RE: POL: Anarchism vs Limited Government

Robin Hanson (
Wed, 07 Apr 1999 10:32:53 -0700

On 4/5/99, Billy Brown wrote:
>My worry here is that there will be a not insignificant number
>of people who end up without any valid contract, and that means there
>will be a market for their exploitation. That creates a real risk for
>everyone, in the form of a group of predators looking for unprotected prey.

This really doesn't seem that different from a hundred other arguments for state intervention. What if some poor fools fail to repair their cars and accidents result? Clearly the state needs to run car repair. What if people fail to go to the doctor and spread a contagious disease? Clearly the state needs to run medicine. And so on.

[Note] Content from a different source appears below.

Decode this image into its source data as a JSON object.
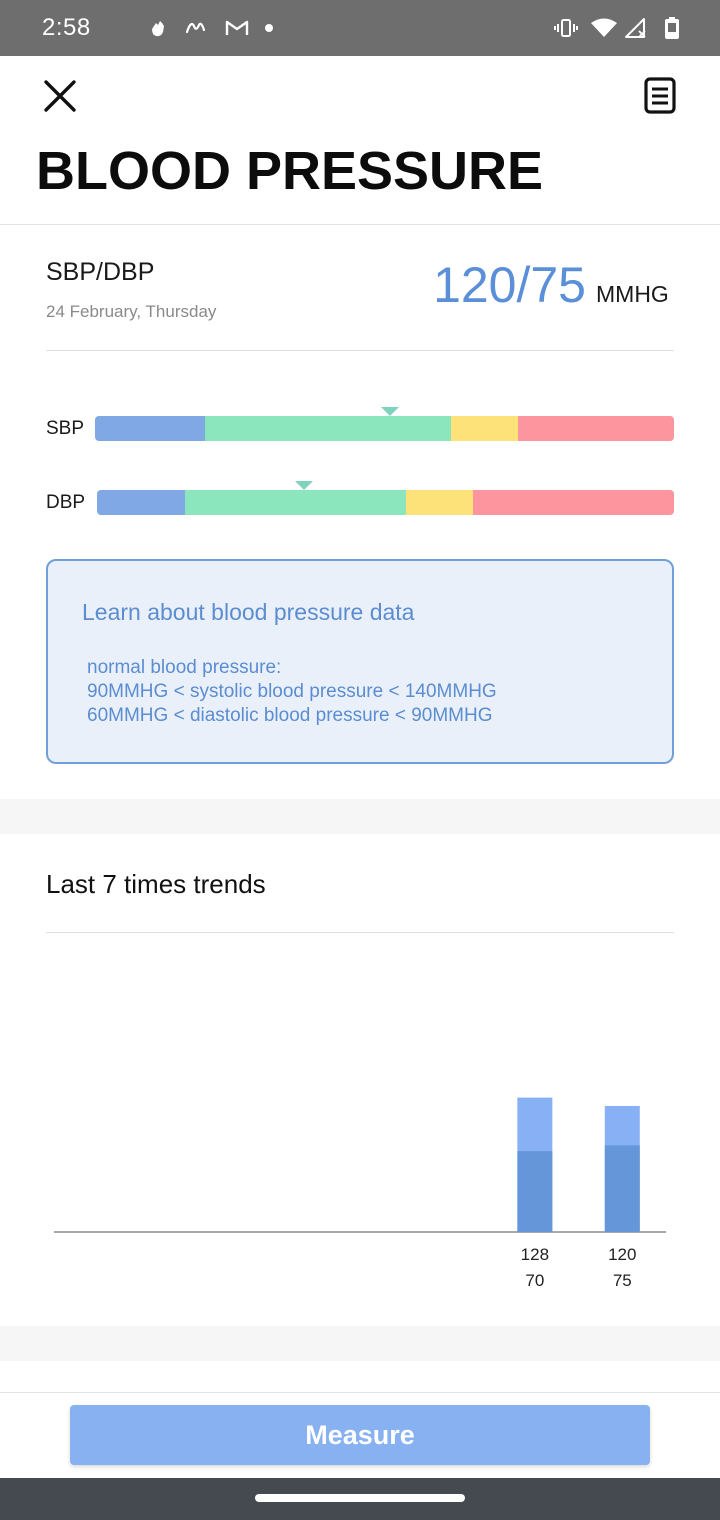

>This is a step down from the situation in a minimalist state, where
>slavers, organleggers and other unsavory types can't incorporate and float
>an IPO. ... If my doctor does me harm, I (or my relatives) can sue him in
>a neutral court. If my PPA does me harm, I can sue it in its own court if
>it deigns to allow me that priveledge.

You may be confusing a minimalist state with a state that makes everyone else adhere to exactly the laws you personally prefer. The state you live in now only has very limited ways you can sue a doctor who did you harm. A minimalist state might not improve on this, and might well allow organ sales or even slavery.

>But my concern here is that the complexity rises so fast that I am
>not at all sure that it is possible for ordinary humans to function in such
>a society. ...
>> If people really really like simplicity enough, most all PPAs may end
>> up enforcing the same law. But that same law might be better. And
>> enforcement styles and quality could still vary widely.
>I don't see the Extropians and the Cristian Scientists purchasing the same
>legal code.

You can't have it both ways. If complexity rises very fast, the costs of Extropians and Christian Scientists choosing substantially different laws will be prohibitive, and so they will choose the same law. If the costs are not prohibitive, then some people will be willing to pay the cost, and benefit as a result.

Robin Hanson   
RWJF Health Policy Scholar             FAX: 510-643-8614 
140 Warren Hall, UC Berkeley, CA 94720-7360 510-643-1884 after 8/99: Assist. Prof. Economics, George Mason Univ.